  • Enabling strict options is always a good idea, but some parts are even required by Vue.js for better typing support.

Adjust WebPack

There's three things we need to do to configure WebPack:

  1. Make it work on TypeScript files in general.
  2. Make it understand what to do with TypeScript files in detail.
  3. Make sure it uses a TypeScript entry point instead of the current JavaScript one.

All of these are performed in the build/webpack.base.conf.js file of your project.

For the first issue, search for the resolve node and extend the extensions entry:

extensions: ['.ts', '.js', '.vue', '.json'],

Now, add a new node under module/rules:

  test: /\.ts$/,
  exclude: /node_modules/,
  loader: "ts-loader",
  options: {
    appendTsSuffixTo: [/\.vue$/]

The interesting part here is the option to treat .vue files, because for SFC they will contain inline-TypeScript. We'll see that in a moment.

For the third issue, simply change the entry node's value to:

app: './src/main.ts'


Add a shim for .vue files

This step is required to tell the TypeScript compiler that importing .vue files is OK. It prevents build errors when you import from SFCs. Add a new file vue-shims.d.ts in your /src folder. You don't need to include it anywhere, it will be picked up automatically.

declare module "*.vue" {
    import Vue from "vue";
    export default Vue;

Only a few steps remaining now!

Rename files and fix broken stuff

Now is the time to rename the JavaScript files in your project (should only be main.js and, if you chose to configure it by the CLI, router/index.js).

With that done, what you still need to do is the following:

  • In all places that import from a .vue-file, you need to add the file extension. For example, in main.ts there's a line import App from './App' that you need to change to import App from './App.vue'.
  • In all Single File Components (SFC) you need to change the <script>-Tags to specify TypeScript as their language. For example, in HelloWorld.vue, change <script> to <script lang="ts">.

Start writing code

With that in place, you can write TypeScript class-components. For example, the original source in HelloWorld.vue (the script part) is:

export default {
  name: 'HelloWorld',
  data () {
    return {
      msg: 'Welcome to Your Vue.js App'

Change that to:

import { Component, Vue } from "vue-property-decorator";

export default class HelloWorld extends Vue {
  public msg: string = "Welcome to your Vue.js TypeScript App!";

Ahhhh, much better. SCNR :)

Note that you may need to close and restart Visual Studio Code to digest all these changes. The warnings about experimental decorators seem particularly stubborn and only disappeared for me once I re-opened the editor.

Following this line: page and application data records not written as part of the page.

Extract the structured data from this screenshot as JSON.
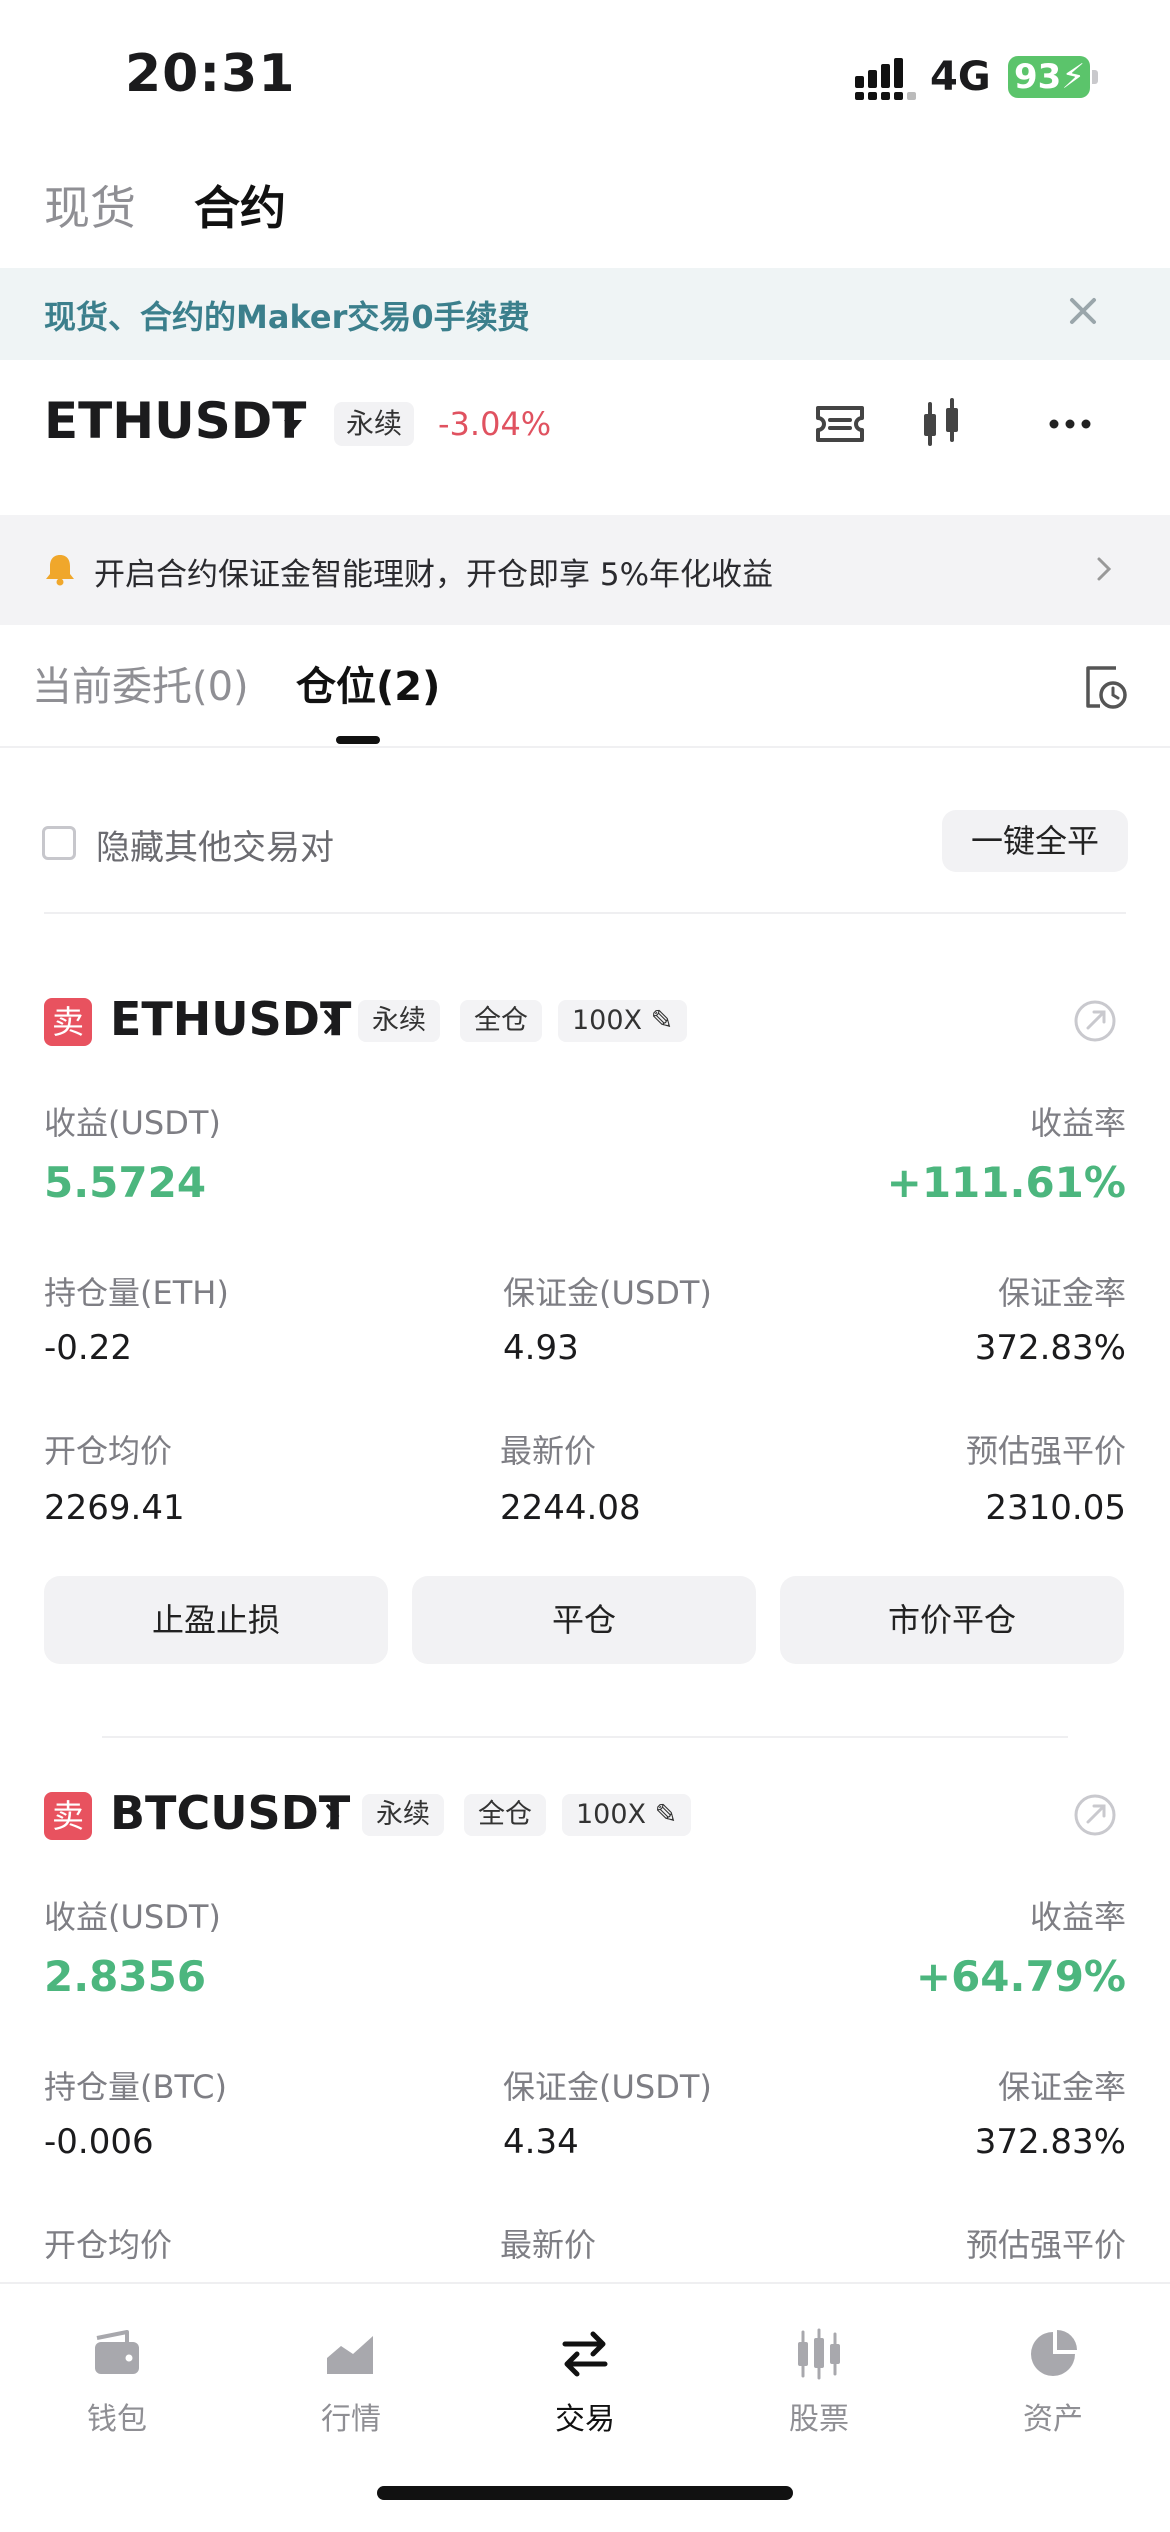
{
  "status_bar": {
    "time": "20:31",
    "network": "4G",
    "battery": "93"
  },
  "top_tabs": [
    {
      "label": "现货"
    },
    {
      "label": "合约"
    }
  ],
  "promo": {
    "text": "现货、合约的Maker交易0手续费"
  },
  "ticker": {
    "symbol": "ETHUSDT",
    "type_tag": "永续",
    "change": "-3.04%"
  },
  "notice": {
    "text": "开启合约保证金智能理财，开仓即享 5%年化收益"
  },
  "order_tabs": [
    {
      "label": "当前委托(0)"
    },
    {
      "label": "仓位(2)"
    }
  ],
  "hide_others": {
    "label": "隐藏其他交易对",
    "close_all": "一键全平"
  },
  "positions": [
    {
      "side": "卖",
      "symbol": "ETHUSDT",
      "tags": [
        "永续",
        "全仓",
        "100X"
      ],
      "pnl_label": "收益(USDT)",
      "pnl": "5.5724",
      "roe_label": "收益率",
      "roe": "+111.61%",
      "size_label": "持仓量(ETH)",
      "size": "-0.22",
      "margin_label": "保证金(USDT)",
      "margin": "4.93",
      "margin_ratio_label": "保证金率",
      "margin_ratio": "372.83%",
      "entry_label": "开仓均价",
      "entry": "2269.41",
      "mark_label": "最新价",
      "mark": "2244.08",
      "liq_label": "预估强平价",
      "liq": "2310.05",
      "actions": [
        "止盈止损",
        "平仓",
        "市价平仓"
      ]
    },
    {
      "side": "卖",
      "symbol": "BTCUSDT",
      "tags": [
        "永续",
        "全仓",
        "100X"
      ],
      "pnl_label": "收益(USDT)",
      "pnl": "2.8356",
      "roe_label": "收益率",
      "roe": "+64.79%",
      "size_label": "持仓量(BTC)",
      "size": "-0.006",
      "margin_label": "保证金(USDT)",
      "margin": "4.34",
      "margin_ratio_label": "保证金率",
      "margin_ratio": "372.83%",
      "entry_label": "开仓均价",
      "mark_label": "最新价",
      "liq_label": "预估强平价"
    }
  ],
  "bottom_nav": [
    {
      "label": "钱包",
      "icon": "wallet-icon"
    },
    {
      "label": "行情",
      "icon": "chart-icon"
    },
    {
      "label": "交易",
      "icon": "swap-icon",
      "active": true
    },
    {
      "label": "股票",
      "icon": "candles-icon"
    },
    {
      "label": "资产",
      "icon": "pie-icon"
    }
  ],
  "colors": {
    "up_green": "#4cb67e",
    "down_red": "#e05260",
    "sell_badge": "#e8525f",
    "promo_text": "#3b7f8c"
  }
}
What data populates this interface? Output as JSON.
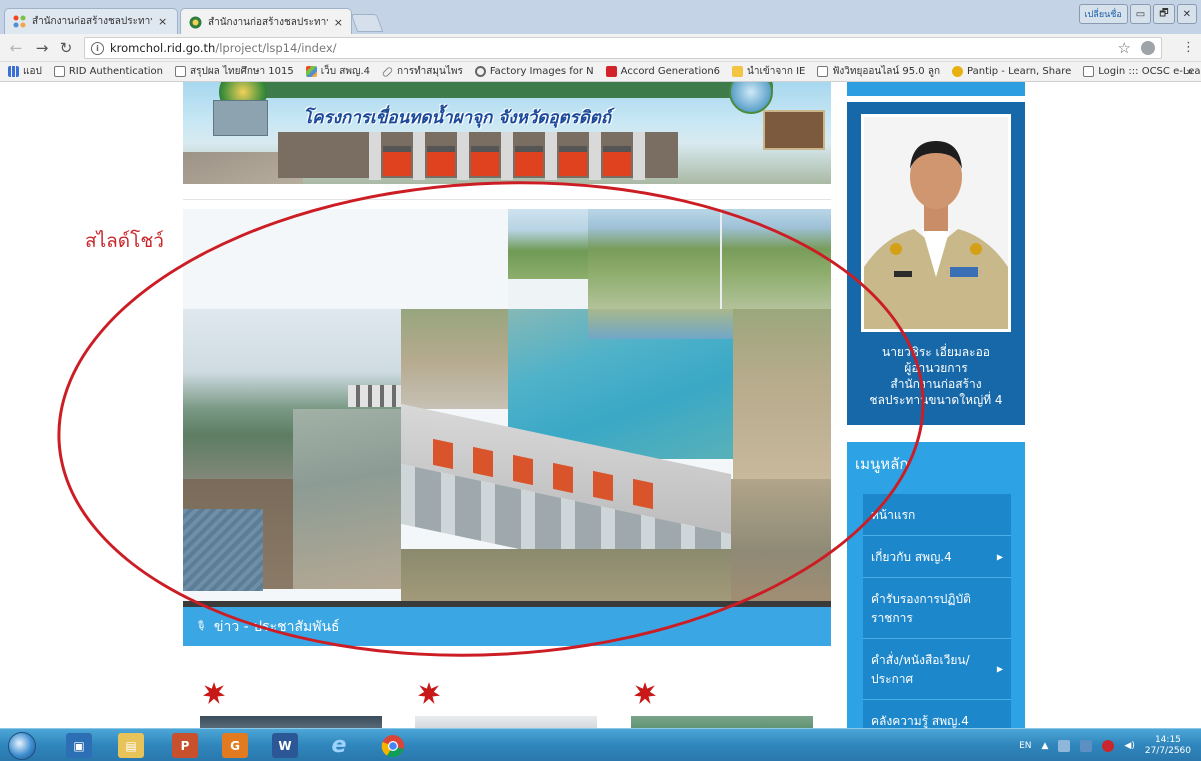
{
  "browser": {
    "tabs": [
      {
        "title": "สำนักงานก่อสร้างชลประทานฯ",
        "close": "×"
      },
      {
        "title": "สำนักงานก่อสร้างชลประทานฯ",
        "close": "×"
      }
    ],
    "window_buttons": [
      "เปลี่ยนชื่อ",
      "▭",
      "🗗",
      "✕"
    ],
    "url_domain": "kromchol.rid.go.th",
    "url_path": "/lproject/lsp14/index/",
    "info_icon": "i",
    "bookmarks": [
      {
        "label": "แอป",
        "icon": "apps-icon"
      },
      {
        "label": "RID Authentication",
        "icon": "page-icon"
      },
      {
        "label": "สรุปผล ไทยศึกษา 1015",
        "icon": "page-icon"
      },
      {
        "label": "เว็บ สพญ.4",
        "icon": "joomla-icon"
      },
      {
        "label": "การทำสมุนไพร",
        "icon": "link-icon"
      },
      {
        "label": "Factory Images for N",
        "icon": "android-icon"
      },
      {
        "label": "Accord Generation6",
        "icon": "red-icon"
      },
      {
        "label": "นำเข้าจาก IE",
        "icon": "folder-icon"
      },
      {
        "label": "ฟังวิทยุออนไลน์ 95.0 ลูก",
        "icon": "page-icon"
      },
      {
        "label": "Pantip - Learn, Share",
        "icon": "pantip-icon"
      },
      {
        "label": "Login ::: OCSC e-Lear",
        "icon": "page-icon"
      }
    ],
    "bookmarks_more": "»",
    "colors": {
      "tabstrip": "#c4d3e6",
      "toolbar": "#f2f2f2"
    }
  },
  "page": {
    "banner_text": "โครงการเขื่อนทดน้ำผาจุก จังหวัดอุตรดิตถ์",
    "news_bar_label": "ข่าว - ประชาสัมพันธ์",
    "profile": {
      "name": "นายวชิระ เอี่ยมละออ",
      "position": "ผู้อำนวยการ",
      "office_line1": "สำนักงานก่อสร้าง",
      "office_line2": "ชลประทานขนาดใหญ่ที่ 4"
    },
    "main_menu": {
      "title": "เมนูหลัก",
      "items": [
        {
          "label": "หน้าแรก",
          "has_submenu": false
        },
        {
          "label": "เกี่ยวกับ สพญ.4",
          "has_submenu": true
        },
        {
          "label": "คำรับรองการปฏิบัติราชการ",
          "has_submenu": false
        },
        {
          "label": "คำสั่ง/หนังสือเวียน/ประกาศ",
          "has_submenu": true
        },
        {
          "label": "คลังความรู้ สพญ.4",
          "has_submenu": false
        }
      ]
    },
    "colors": {
      "sidebar_dark": "#1668a9",
      "menu_blue": "#2da2e4",
      "news_bar": "#3aa6e3"
    }
  },
  "annotation": {
    "label": "สไลด์โชว์",
    "color": "#c8282d"
  },
  "taskbar": {
    "apps": [
      "explorer-icon",
      "outlook-icon",
      "folder-icon",
      "powerpoint-icon",
      "pdf-icon",
      "word-icon",
      "ie-icon",
      "chrome-icon"
    ],
    "app_labels": {
      "powerpoint": "P",
      "pdf": "G",
      "word": "W",
      "ie": "e"
    },
    "language": "EN",
    "time": "14:15",
    "date": "27/7/2560"
  }
}
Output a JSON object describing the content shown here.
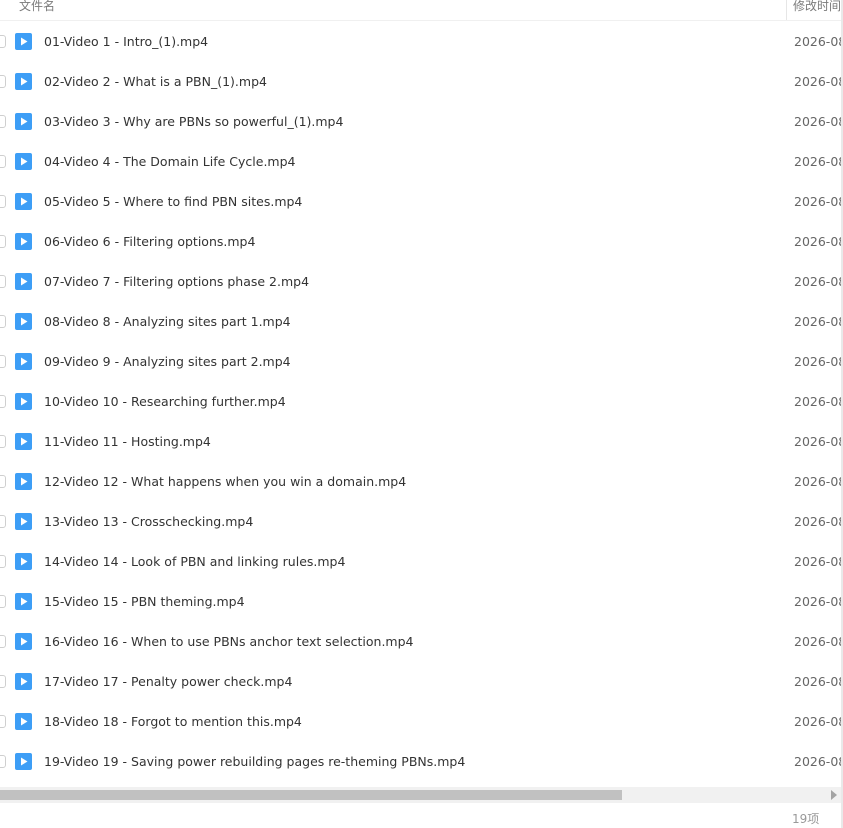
{
  "header": {
    "name_column": "文件名",
    "date_column": "修改时间"
  },
  "files": [
    {
      "name": "01-Video 1 - Intro_(1).mp4",
      "date": "2026-08"
    },
    {
      "name": "02-Video 2 - What is a PBN_(1).mp4",
      "date": "2026-08"
    },
    {
      "name": "03-Video 3 - Why are PBNs so powerful_(1).mp4",
      "date": "2026-08"
    },
    {
      "name": "04-Video 4 - The Domain Life Cycle.mp4",
      "date": "2026-08"
    },
    {
      "name": "05-Video 5 - Where to find PBN sites.mp4",
      "date": "2026-08"
    },
    {
      "name": "06-Video 6 - Filtering options.mp4",
      "date": "2026-08"
    },
    {
      "name": "07-Video 7 - Filtering options phase 2.mp4",
      "date": "2026-08"
    },
    {
      "name": "08-Video 8 - Analyzing sites part 1.mp4",
      "date": "2026-08"
    },
    {
      "name": "09-Video 9 - Analyzing sites part 2.mp4",
      "date": "2026-08"
    },
    {
      "name": "10-Video 10 - Researching further.mp4",
      "date": "2026-08"
    },
    {
      "name": "11-Video 11 - Hosting.mp4",
      "date": "2026-08"
    },
    {
      "name": "12-Video 12 - What happens when you win a domain.mp4",
      "date": "2026-08"
    },
    {
      "name": "13-Video 13 - Crosschecking.mp4",
      "date": "2026-08"
    },
    {
      "name": "14-Video 14 - Look of PBN and linking rules.mp4",
      "date": "2026-08"
    },
    {
      "name": "15-Video 15 - PBN theming.mp4",
      "date": "2026-08"
    },
    {
      "name": "16-Video 16 - When to use PBNs anchor text selection.mp4",
      "date": "2026-08"
    },
    {
      "name": "17-Video 17 - Penalty power check.mp4",
      "date": "2026-08"
    },
    {
      "name": "18-Video 18 - Forgot to mention this.mp4",
      "date": "2026-08"
    },
    {
      "name": "19-Video 19 - Saving power rebuilding pages re-theming PBNs.mp4",
      "date": "2026-08"
    }
  ],
  "file_icon": "video-file-icon",
  "colors": {
    "icon_blue": "#3d9ef6",
    "scroll_thumb": "#c1c1c1"
  },
  "scrollbar": {
    "horizontal_position": 0.0,
    "visible_fraction": 0.74
  },
  "footer": {
    "item_count": "19项"
  }
}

With that in place, you should be able to run the dev server again:

npm run dev

... and have a working environment, with full hot-reload functionality and TypeScript support.

Have fun!

Tags: SPA · TypeScript · Vue.js